**To do:** Could you copy every record below exactly, leaving out the pictures?

BEGIN Dataset entries

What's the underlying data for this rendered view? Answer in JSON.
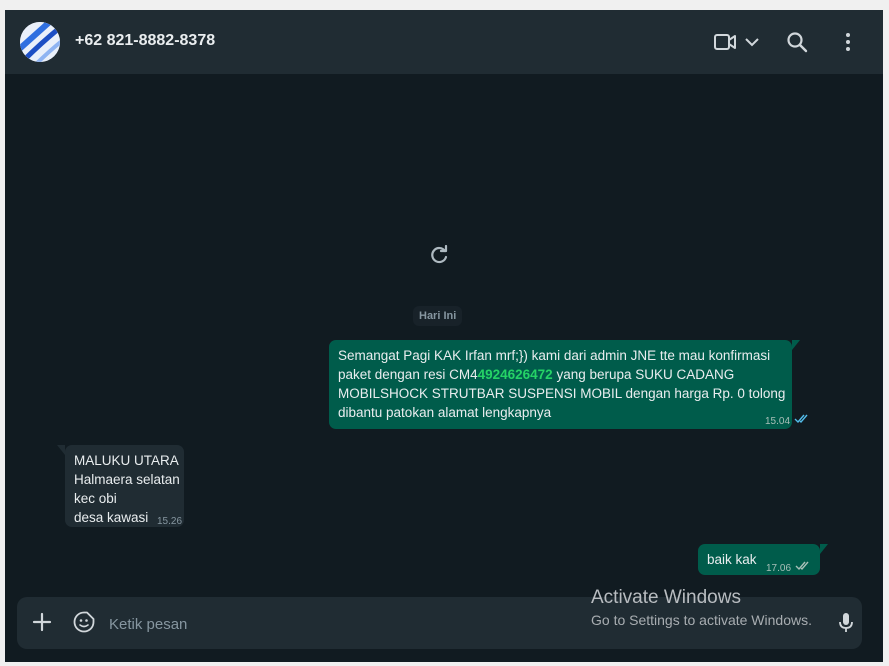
{
  "header": {
    "contact_name": "+62 821-8882-8378",
    "icons": [
      "video-call-icon",
      "chevron-down-icon",
      "search-icon",
      "menu-icon"
    ]
  },
  "chat": {
    "date_label": "Hari Ini",
    "messages": [
      {
        "direction": "outgoing",
        "text_before": "Semangat Pagi KAK Irfan mrf;}) kami dari admin JNE tte mau konfirmasi paket dengan resi CM4",
        "highlight": "4924626472",
        "text_after": " yang berupa SUKU CADANG MOBILSHOCK STRUTBAR SUSPENSI MOBIL dengan harga Rp. 0 tolong dibantu patokan alamat lengkapnya",
        "time": "15.04",
        "status": "read"
      },
      {
        "direction": "incoming",
        "text": "MALUKU UTARA\nHalmaera selatan\nkec obi\ndesa kawasi",
        "time": "15.26"
      },
      {
        "direction": "outgoing",
        "text": "baik kak",
        "time": "17.06",
        "status": "delivered"
      }
    ]
  },
  "composer": {
    "placeholder": "Ketik pesan",
    "value": ""
  },
  "watermark": {
    "title": "Activate Windows",
    "subtitle": "Go to Settings to activate Windows."
  },
  "colors": {
    "header_bg": "#202c33",
    "chat_bg": "#111b21",
    "outgoing_bubble": "#005c4b",
    "incoming_bubble": "#202c33",
    "highlight_text": "#25d366",
    "read_tick": "#53bdeb"
  }
}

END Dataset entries

**Written response:**
What's the underlying data for this rendered view? Answer in JSON.
{
  "header": {
    "contact_name": "+62 821-8882-8378",
    "icons": [
      "video-call-icon",
      "chevron-down-icon",
      "search-icon",
      "menu-icon"
    ]
  },
  "chat": {
    "date_label": "Hari Ini",
    "messages": [
      {
        "direction": "outgoing",
        "text_before": "Semangat Pagi KAK Irfan mrf;}) kami dari admin JNE tte mau konfirmasi paket dengan resi CM4",
        "highlight": "4924626472",
        "text_after": " yang berupa SUKU CADANG MOBILSHOCK STRUTBAR SUSPENSI MOBIL dengan harga Rp. 0 tolong dibantu patokan alamat lengkapnya",
        "time": "15.04",
        "status": "read"
      },
      {
        "direction": "incoming",
        "text": "MALUKU UTARA\nHalmaera selatan\nkec obi\ndesa kawasi",
        "time": "15.26"
      },
      {
        "direction": "outgoing",
        "text": "baik kak",
        "time": "17.06",
        "status": "delivered"
      }
    ]
  },
  "composer": {
    "placeholder": "Ketik pesan",
    "value": ""
  },
  "watermark": {
    "title": "Activate Windows",
    "subtitle": "Go to Settings to activate Windows."
  },
  "colors": {
    "header_bg": "#202c33",
    "chat_bg": "#111b21",
    "outgoing_bubble": "#005c4b",
    "incoming_bubble": "#202c33",
    "highlight_text": "#25d366",
    "read_tick": "#53bdeb"
  }
}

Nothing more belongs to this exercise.